I know what you are going to say: I’m weird, and apparently it makes no sense to spend time on things like this. But here it is: a post about setting different color schemes for VS Code, depending on which folder is open.

## Why setting different colors is good for productivity

First, let us say right away: if you spend some any significant time in a program, making it look more pleasant, so that you’ll want to spend more time with it, is super productive. Plus, hacking things is fun, and fun is always a good way to spend time.

But there is also a contextual component. CGP Grey illustrates how it is good to compartimentalize your life, to train your brain to associate certain environments with a desire to focus on certain things:

In this case, when I see a particular color scheme, I will immediately start to think about the project associated with those colors. Also, as I work with different projects alternating them within a given day (sometimes using different programming languages), assigning a different color scheme to each project help me differentiate between them.

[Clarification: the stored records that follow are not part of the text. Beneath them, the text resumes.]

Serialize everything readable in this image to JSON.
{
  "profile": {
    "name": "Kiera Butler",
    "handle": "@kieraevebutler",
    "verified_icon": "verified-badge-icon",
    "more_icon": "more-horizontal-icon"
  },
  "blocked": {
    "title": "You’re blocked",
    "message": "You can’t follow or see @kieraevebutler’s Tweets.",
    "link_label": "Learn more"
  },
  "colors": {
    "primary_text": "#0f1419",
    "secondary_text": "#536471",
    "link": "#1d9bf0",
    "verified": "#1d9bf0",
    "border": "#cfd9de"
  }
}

## How to set and sync color schemes in VS Code

When you configure the editor’s settings, VS Code saves a JSON file with your customizations in a default location (see the aforelinked docs page). One of the settings is the color scheme. For my default color scheme, I like the Solarized Light theme:

Now, how can this setting be changed based on the folder you open? It turns out you can open a particular folder in VS Code, which it calls a workspace (workspaces can actually combine different folders). In the Settings UI, you can set it to customize the workspace settings:

Now, when you save the settings, a settings.json file is created inside the folder you are in; in the figure below, I’ve setup the “local” color theme to a dark version of the solarized scheme - but this gets loaded only when I open up that particular folder!

## My color schemes

I’ll illustrate with two more projects to get you inspired. When I want to mess around with my dotfiles, I use a grey-ish, very utilitarian-looking color scheme (Atom Dark One):

But when I work in a project involving the Julia language, which is particularly associated with blue-purple colors (check their website), I configured VS Code with the “Tomorrow Night Blue” theme:

This is very productive: I can have multiple VS Code windows (working in Julia while tweaking my dotfiles), and when I Alt-TAB the different colors are immediately apparent.

Please do tell me if I’m wasting my time…

##### Fábio P. Fortkamp
###### Research Engineer

I’m a Research Engineer in the fields of Heat Transfer, Thermodynamics and Refrigeration.